It's a small set of companies. Usually start-ups and scale-ups. At the beginning, and I realised this was partly ego, I thought I needed to bring in big corporate clients because it would look good on LinkedIn and help bring in other clients. But I enjoy working with scale-ups and start-ups much more. This comes down to the way in which the people you work with are personally invested in their companies versus someone who works for a corporate. I know from first hand experience what corporate culture is like and often it’s not great. A lot of them don’t treat their partners well and have special departments to squeeze your rates as much as possible before you start working with them. That's such a toxic way to start a relationship. You don't have that with scale-ups. You work with the founder or the CEO, people who are deeply passionate about what they do and who have influence over everything in their business. So you can work on marketing and communication, but also on product development and culture, which is not possible in a corporate organisation. My conclusion of year one is definitely that I'm not attracted by the idea of working for these massive corporations and the work culture they bring with them, because it ultimately means not getting enjoyment out of what you do. Increasingly I also like the idea of not being for everyone... I hope that doesn’t sound too arrogant, or too snobby.

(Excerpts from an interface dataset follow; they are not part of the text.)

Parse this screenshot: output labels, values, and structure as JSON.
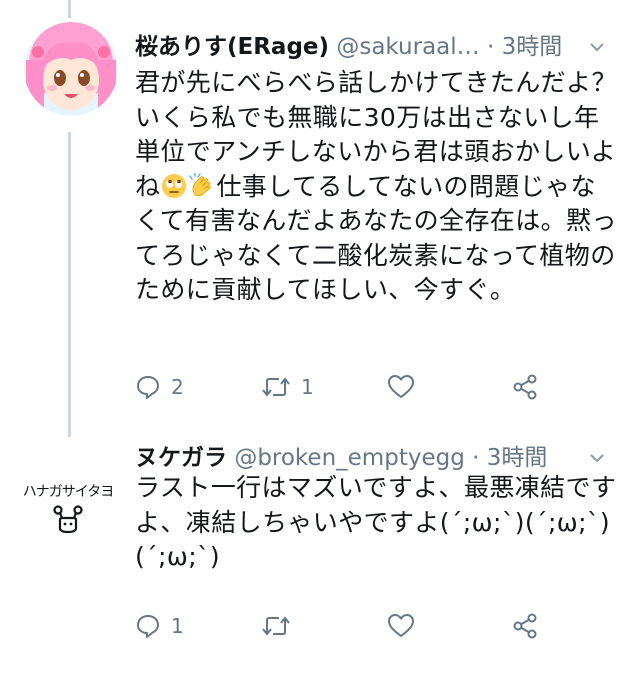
{
  "tweets": [
    {
      "name": "桜ありす(ERage)",
      "handle": "@sakuraal…",
      "separator": "·",
      "time": "3時間",
      "body_before_emoji": "君が先にべらべら話しかけてきたんだよ？いくら私でも無職に30万は出さないし年単位でアンチしないから君は頭おかしいよね",
      "body_after_emoji": "仕事してるしてないの問題じゃなくて有害なんだよあなたの全存在は。黙ってろじゃなくて二酸化炭素になって植物のために貢献してほしい、今すぐ。",
      "emojis": [
        "rolling-eyes-emoji",
        "clapping-hands-emoji"
      ],
      "reply_count": "2",
      "retweet_count": "1",
      "like_count": "",
      "accent": "#ff8fc8"
    },
    {
      "name": "ヌケガラ",
      "handle": "@broken_emptyegg",
      "separator": "·",
      "time": "3時間",
      "avatar_text": "ハナガサイタヨ",
      "body": "ラスト一行はマズいですよ、最悪凍結ですよ、凍結しちゃいやですよ(´;ω;`)(´;ω;`)(´;ω;`)",
      "reply_count": "1",
      "retweet_count": "",
      "like_count": ""
    }
  ],
  "colors": {
    "text": "#14171a",
    "secondary": "#657786",
    "thread_line": "#ccd6dd"
  }
}
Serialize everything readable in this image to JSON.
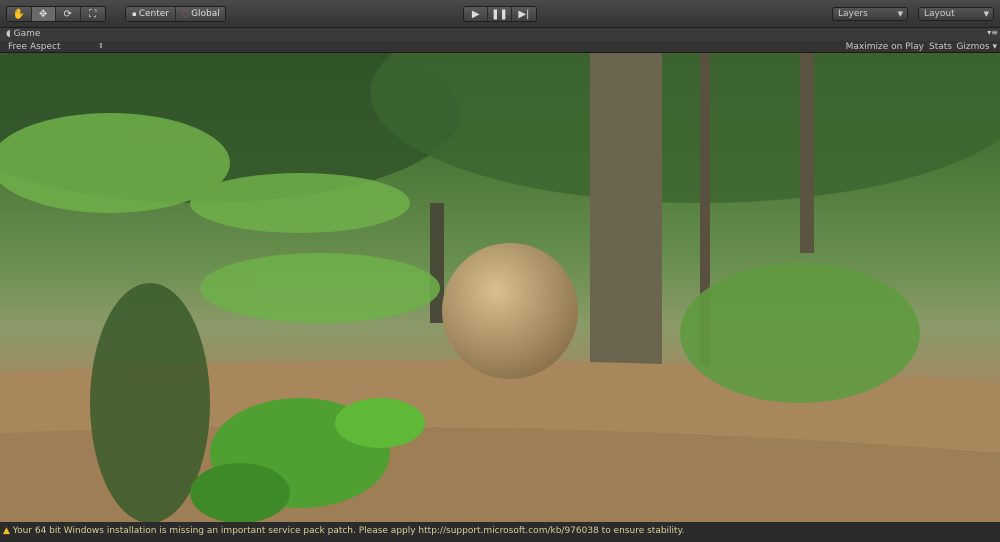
{
  "toolbar": {
    "tools": [
      {
        "icon": "hand-icon"
      },
      {
        "icon": "move-icon",
        "active": true
      },
      {
        "icon": "rotate-icon"
      },
      {
        "icon": "scale-icon"
      }
    ],
    "pivot_label": "Center",
    "space_label": "Global",
    "play": {
      "icon": "play-icon"
    },
    "pause": {
      "icon": "pause-icon"
    },
    "step": {
      "icon": "step-icon"
    },
    "layers_label": "Layers",
    "layout_label": "Layout"
  },
  "game_tab": {
    "title": "Game",
    "aspect": "Free Aspect",
    "maximize_label": "Maximize on Play",
    "stats_label": "Stats",
    "gizmos_label": "Gizmos"
  },
  "status": {
    "message": "Your 64 bit Windows installation is missing an important service pack patch. Please apply http://support.microsoft.com/kb/976038 to ensure stability.",
    "icon": "warning-icon",
    "color": "#f0c020"
  }
}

It's not snobby if it’s for the right reasons. It’s about creating a sense of clarity around the way you want to work as well as being uncompromising about what you will and won’t do.
One of the highlights of my year was actually handing a project back. I was involved in a project and it had a toxic client. I had a presentation and this person was very rude, and it wasn't the first time. At first my reaction was to stand there and take it but that evening I realised that the whole point of independence was being able to define what you want to do and to say no to things you aren’t comfortable with. So I gave it back. The next day I called them. I was, like, “Hey, I'm very sorry but I really don't like that way of working. So I’m going to hand this assignment back and I can connect you with someone else.” And that was one of the highlights of the year. That felt like such a win.
Who are your dream people to work with?
People who are innovative, who solve things. Companies with very strong and simple solutions led by a group of people who are passionate about what they do and genuinely nice. That, to me, is a dream client. I also like to work with clients who are design-minded and want to make things as beautiful and as good as possible. There’s a German coffee roaster called Bonanza who have the motto that everything they do should be “unnecessarily good.” It's not strictly necessary to do it that way, but they do it anyway. I love the sentiment. I wish I had come up with that.